Video Games (4): Streets of Rage 2, Kingdoms of Amalur: Reckoning, Altered Beast, Mario Kart: Super Circuit
- Is it funny to think that my 12-year-old self could have whooped my current self's ass at "Streets of Rage 2"? I could have reached the final boss with a blindfold however many years ago... now I'm lucky to reach Stage 6.
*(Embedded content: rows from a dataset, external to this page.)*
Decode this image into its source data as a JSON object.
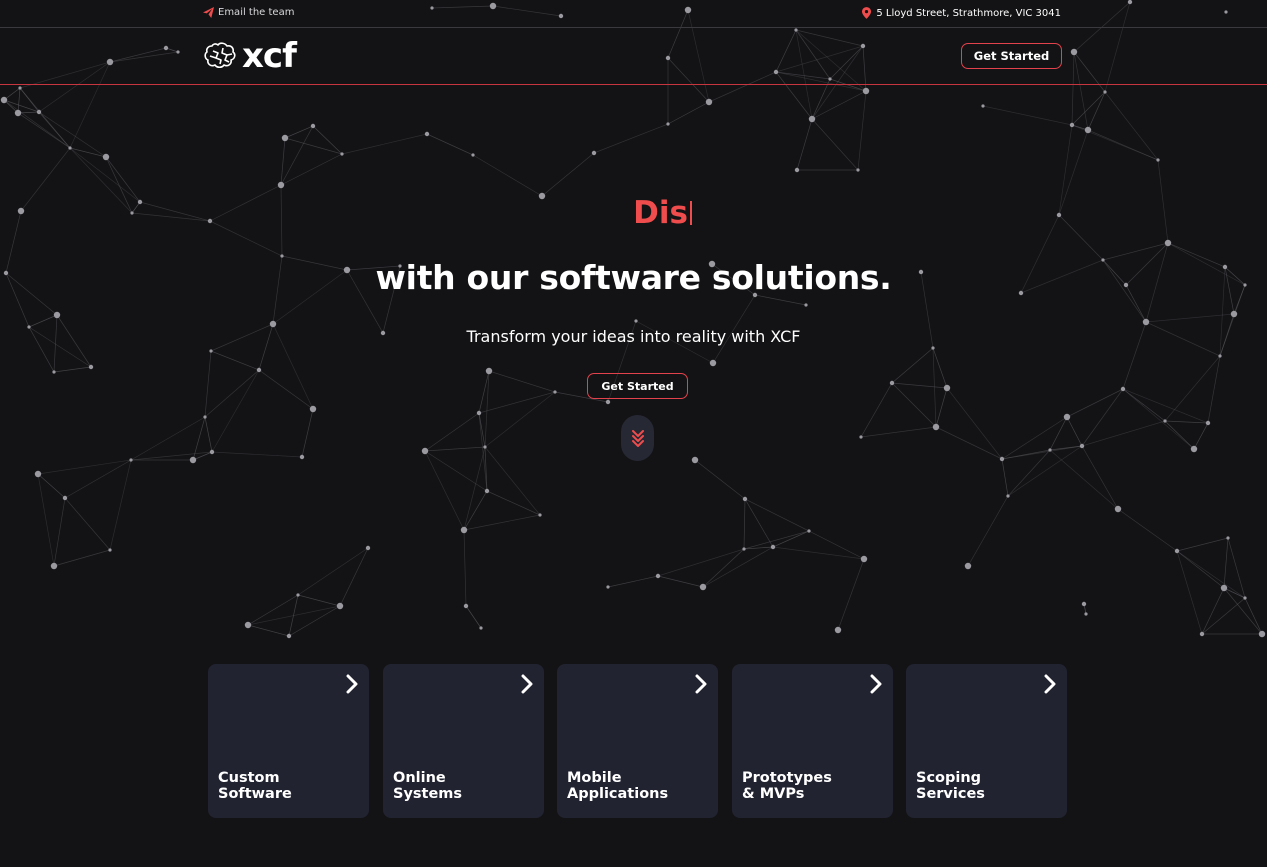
{
  "topbar": {
    "email_label": "Email the team",
    "address": "5 Lloyd Street, Strathmore, VIC 3041"
  },
  "header": {
    "logo_text": "xcf",
    "cta_label": "Get Started"
  },
  "hero": {
    "typed_text": "Dis",
    "title": "with our software solutions.",
    "subtitle": "Transform your ideas into reality with XCF",
    "cta_label": "Get Started"
  },
  "services": [
    {
      "line1": "Custom",
      "line2": "Software"
    },
    {
      "line1": "Online",
      "line2": "Systems"
    },
    {
      "line1": "Mobile",
      "line2": "Applications"
    },
    {
      "line1": "Prototypes",
      "line2": "& MVPs"
    },
    {
      "line1": "Scoping",
      "line2": "Services"
    }
  ],
  "colors": {
    "background": "#131315",
    "accent": "#ef4d4d",
    "card": "#212331",
    "network_line": "#5a5a60",
    "network_node": "#9a9aa0"
  },
  "icons": {
    "email": "paper-plane-icon",
    "address": "map-pin-icon",
    "scroll": "double-chevron-down-icon",
    "card": "chevron-right-icon"
  }
}
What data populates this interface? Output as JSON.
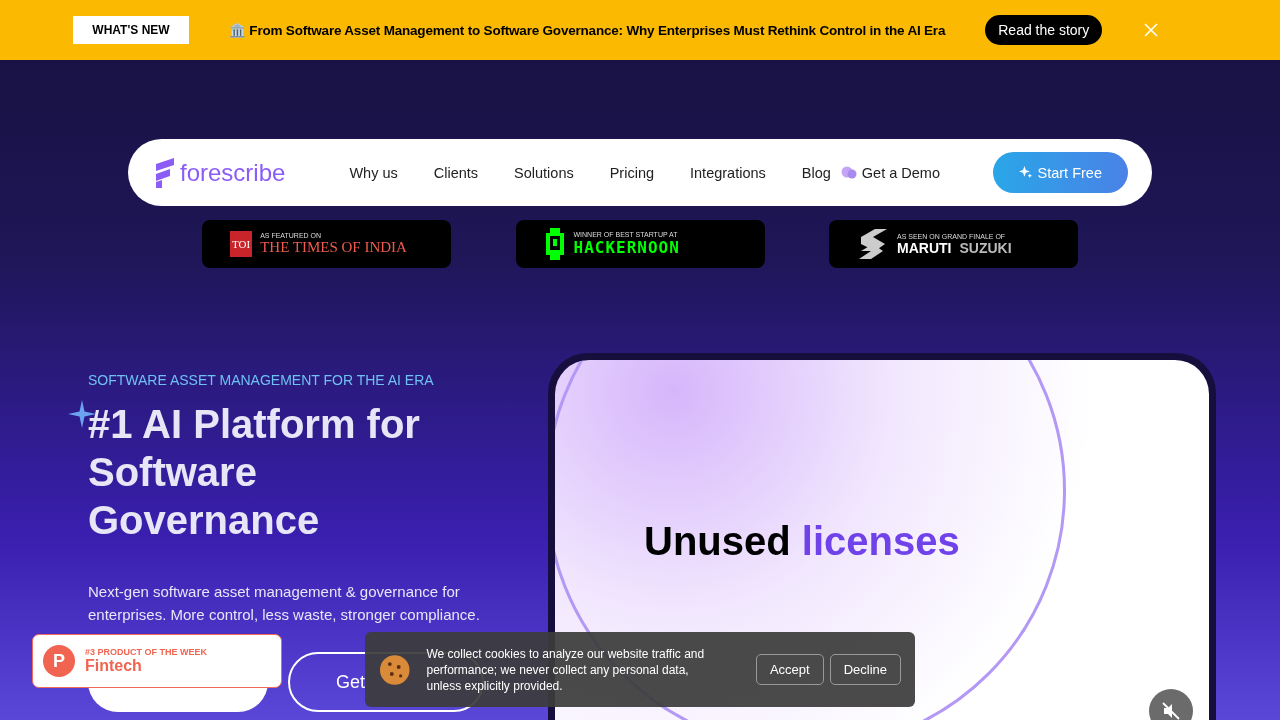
{
  "announcement": {
    "badge": "WHAT'S NEW",
    "emoji": "🏛️",
    "text": "From Software Asset Management to Software Governance: Why Enterprises Must Rethink Control in the AI Era",
    "button": "Read the story"
  },
  "nav": {
    "logo": "forescribe",
    "links": [
      "Why us",
      "Clients",
      "Solutions",
      "Pricing",
      "Integrations",
      "Blog"
    ],
    "demo": "Get a Demo",
    "cta": "Start Free"
  },
  "press": [
    {
      "kind": "toi",
      "caption": "AS FEATURED ON",
      "name": "THE TIMES OF INDIA",
      "mark": "TOI"
    },
    {
      "kind": "hackernoon",
      "caption": "WINNER OF BEST STARTUP AT",
      "name": "HACKERNOON"
    },
    {
      "kind": "maruti",
      "caption": "AS SEEN ON GRAND FINALE OF",
      "name": "MARUTI",
      "name2": "SUZUKI"
    }
  ],
  "hero": {
    "eyebrow": "SOFTWARE ASSET MANAGEMENT FOR THE AI ERA",
    "title": [
      "#1 AI Platform for",
      "Software",
      "Governance"
    ],
    "subtitle": "Next-gen software asset management & governance for enterprises. More control, less waste, stronger compliance.",
    "buttons": [
      "Get"
    ]
  },
  "showcase": {
    "word1": "Unused",
    "word2": "licenses"
  },
  "product_badge": {
    "mark": "P",
    "rank": "#3 PRODUCT OF THE WEEK",
    "category": "Fintech"
  },
  "cookie": {
    "text": "We collect cookies to analyze our website traffic and performance; we never collect any personal data, unless explicitly provided.",
    "accept": "Accept",
    "decline": "Decline"
  }
}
- So the "Kingdoms of Amalur: Reckoning" experience came in the mere form of the Playstation Store's free demo, but it allows approximately a full hour of gameplay so I figured I'd include it. "Reckoning" (the title of which I get a kick out of, as "Reckoning" is my go-to parody sequel subtitling... I.E. "Eat Pray Love 2: Reckoning"... you know, classy stuff like that) is a blatant rip-off of "The Elder Scrolls" from its general item classifications down to its lockpicking mechanics. This may be excusable if only for Ken Rolston's intimate involvement, but it all feels too familiar and thereby moderately disappointing since it sets itself up to have such hopeless comparisons to a triumphant franchise. Still, in my short time with the game, I found myself longing to explore deeper and develop my character's skills further... and I suppose that can be considered a vital success in the realm of the open-world RPG. The vibrant colors are a nice contrast to the more realistically stark (though inarguably jaw-gaping) terrains of "Skyrim" and the exaggerated monster, weapon and location designs are similarly welcome, and even cathartically satisfying in the case of, say, cartoonishly yet vengefully smashing in a rabid wolf's head with a ginormous, electrified hammer. The ranged weapon aspect is also of note, not requiring arrows as a depleting inventory item but rather allowing for a limited number of successive shots depending on the skill level. It could be that I simply didn't figure out the stealth/aiming system, but my ability to sneak and pick off specific targets left something to be desired. All in all, I could see myself purchasing "Reckoning" for proper play once it drops in price (I can't justify trading in "Skyrim" just yet), though I do wish its movement controls weren't so wonky. Perhaps "wonky" isn't the exact word, but the way the character moves can take her or him from one side of the screen to the other in a blink, totally against player intention and out of line with camera coherence.